DIRECTIONS:
Search each line below for "icon", then return the lines where it appears.

**** SUPPLIED MATERIAL ****

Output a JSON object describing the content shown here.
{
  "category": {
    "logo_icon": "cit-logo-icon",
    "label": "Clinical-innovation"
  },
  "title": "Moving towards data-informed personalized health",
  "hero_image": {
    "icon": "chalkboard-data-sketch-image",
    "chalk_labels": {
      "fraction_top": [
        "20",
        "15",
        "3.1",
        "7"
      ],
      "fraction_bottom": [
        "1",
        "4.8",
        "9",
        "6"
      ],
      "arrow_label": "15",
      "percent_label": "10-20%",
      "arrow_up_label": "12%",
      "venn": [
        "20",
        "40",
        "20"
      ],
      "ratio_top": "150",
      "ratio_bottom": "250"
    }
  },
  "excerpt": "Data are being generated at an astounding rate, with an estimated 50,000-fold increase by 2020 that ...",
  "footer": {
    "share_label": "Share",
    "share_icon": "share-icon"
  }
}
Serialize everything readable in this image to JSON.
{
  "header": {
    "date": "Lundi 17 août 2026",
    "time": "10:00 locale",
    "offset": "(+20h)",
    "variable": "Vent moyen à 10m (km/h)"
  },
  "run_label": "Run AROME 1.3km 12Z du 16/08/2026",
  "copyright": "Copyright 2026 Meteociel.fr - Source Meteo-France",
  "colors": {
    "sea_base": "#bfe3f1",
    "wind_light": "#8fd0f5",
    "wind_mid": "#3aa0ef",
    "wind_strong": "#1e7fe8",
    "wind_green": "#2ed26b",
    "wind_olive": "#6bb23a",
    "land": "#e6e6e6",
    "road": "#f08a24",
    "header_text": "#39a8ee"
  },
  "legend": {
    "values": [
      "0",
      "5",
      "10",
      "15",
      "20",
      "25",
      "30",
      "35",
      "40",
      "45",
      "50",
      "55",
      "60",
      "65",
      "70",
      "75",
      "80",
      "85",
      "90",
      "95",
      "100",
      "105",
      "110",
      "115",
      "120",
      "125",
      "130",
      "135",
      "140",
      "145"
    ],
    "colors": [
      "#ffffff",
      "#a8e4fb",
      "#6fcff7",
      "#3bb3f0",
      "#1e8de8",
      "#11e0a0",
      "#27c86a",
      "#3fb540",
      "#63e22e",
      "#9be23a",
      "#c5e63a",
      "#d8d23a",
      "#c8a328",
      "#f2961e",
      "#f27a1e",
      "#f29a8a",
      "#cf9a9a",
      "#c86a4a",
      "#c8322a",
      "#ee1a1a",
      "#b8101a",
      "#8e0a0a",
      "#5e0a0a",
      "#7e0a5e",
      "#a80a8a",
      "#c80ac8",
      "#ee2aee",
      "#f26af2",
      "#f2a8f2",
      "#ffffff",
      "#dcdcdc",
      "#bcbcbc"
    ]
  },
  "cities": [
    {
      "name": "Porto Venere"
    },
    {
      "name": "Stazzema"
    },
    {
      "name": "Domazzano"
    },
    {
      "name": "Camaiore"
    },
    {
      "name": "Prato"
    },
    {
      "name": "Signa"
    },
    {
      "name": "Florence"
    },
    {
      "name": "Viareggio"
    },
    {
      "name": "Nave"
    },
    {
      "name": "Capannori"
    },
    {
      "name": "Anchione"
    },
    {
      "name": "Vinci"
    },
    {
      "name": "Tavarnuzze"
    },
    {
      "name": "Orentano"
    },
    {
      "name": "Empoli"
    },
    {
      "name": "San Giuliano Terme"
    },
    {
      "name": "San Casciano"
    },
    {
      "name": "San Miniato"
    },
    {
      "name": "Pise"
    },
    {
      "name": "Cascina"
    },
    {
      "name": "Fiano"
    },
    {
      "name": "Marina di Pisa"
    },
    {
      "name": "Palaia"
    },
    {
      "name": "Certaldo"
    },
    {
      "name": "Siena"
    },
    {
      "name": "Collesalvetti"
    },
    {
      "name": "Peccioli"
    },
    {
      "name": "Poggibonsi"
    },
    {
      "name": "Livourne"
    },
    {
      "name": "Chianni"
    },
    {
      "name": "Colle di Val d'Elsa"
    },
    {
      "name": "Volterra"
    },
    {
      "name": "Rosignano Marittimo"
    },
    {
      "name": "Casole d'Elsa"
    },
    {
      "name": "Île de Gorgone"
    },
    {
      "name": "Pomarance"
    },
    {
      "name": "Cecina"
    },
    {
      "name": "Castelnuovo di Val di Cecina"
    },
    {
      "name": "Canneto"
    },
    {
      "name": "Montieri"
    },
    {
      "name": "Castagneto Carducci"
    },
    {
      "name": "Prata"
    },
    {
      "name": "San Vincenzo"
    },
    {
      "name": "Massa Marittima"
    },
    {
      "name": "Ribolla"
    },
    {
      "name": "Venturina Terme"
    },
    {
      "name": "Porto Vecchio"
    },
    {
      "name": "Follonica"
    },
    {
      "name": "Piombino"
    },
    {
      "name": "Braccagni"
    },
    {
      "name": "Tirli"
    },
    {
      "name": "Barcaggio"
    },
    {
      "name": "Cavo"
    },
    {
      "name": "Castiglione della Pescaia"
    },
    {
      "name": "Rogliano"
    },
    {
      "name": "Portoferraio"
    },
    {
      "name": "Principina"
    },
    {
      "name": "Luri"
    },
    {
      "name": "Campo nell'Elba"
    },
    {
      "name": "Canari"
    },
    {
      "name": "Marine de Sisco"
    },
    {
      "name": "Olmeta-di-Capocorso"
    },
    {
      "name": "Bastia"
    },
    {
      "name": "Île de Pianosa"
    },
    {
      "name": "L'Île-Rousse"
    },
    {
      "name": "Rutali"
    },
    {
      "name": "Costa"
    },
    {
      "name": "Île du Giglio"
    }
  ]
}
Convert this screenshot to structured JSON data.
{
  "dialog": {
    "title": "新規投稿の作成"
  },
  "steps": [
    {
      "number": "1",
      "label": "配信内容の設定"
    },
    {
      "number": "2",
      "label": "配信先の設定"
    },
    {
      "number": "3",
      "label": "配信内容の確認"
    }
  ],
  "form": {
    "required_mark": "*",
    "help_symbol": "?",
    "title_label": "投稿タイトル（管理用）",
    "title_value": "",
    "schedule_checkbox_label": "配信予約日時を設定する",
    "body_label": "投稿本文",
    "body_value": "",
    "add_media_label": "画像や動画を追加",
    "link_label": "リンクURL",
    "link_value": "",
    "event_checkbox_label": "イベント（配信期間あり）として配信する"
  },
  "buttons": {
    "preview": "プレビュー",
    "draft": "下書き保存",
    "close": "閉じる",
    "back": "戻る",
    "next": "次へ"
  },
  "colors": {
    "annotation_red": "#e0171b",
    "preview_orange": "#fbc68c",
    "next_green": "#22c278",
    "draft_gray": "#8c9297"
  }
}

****

OUTPUT FOR THIS TASK:
    "logo_icon": "cit-logo-icon",
    "icon": "chalkboard-data-sketch-image",
    "share_icon": "share-icon"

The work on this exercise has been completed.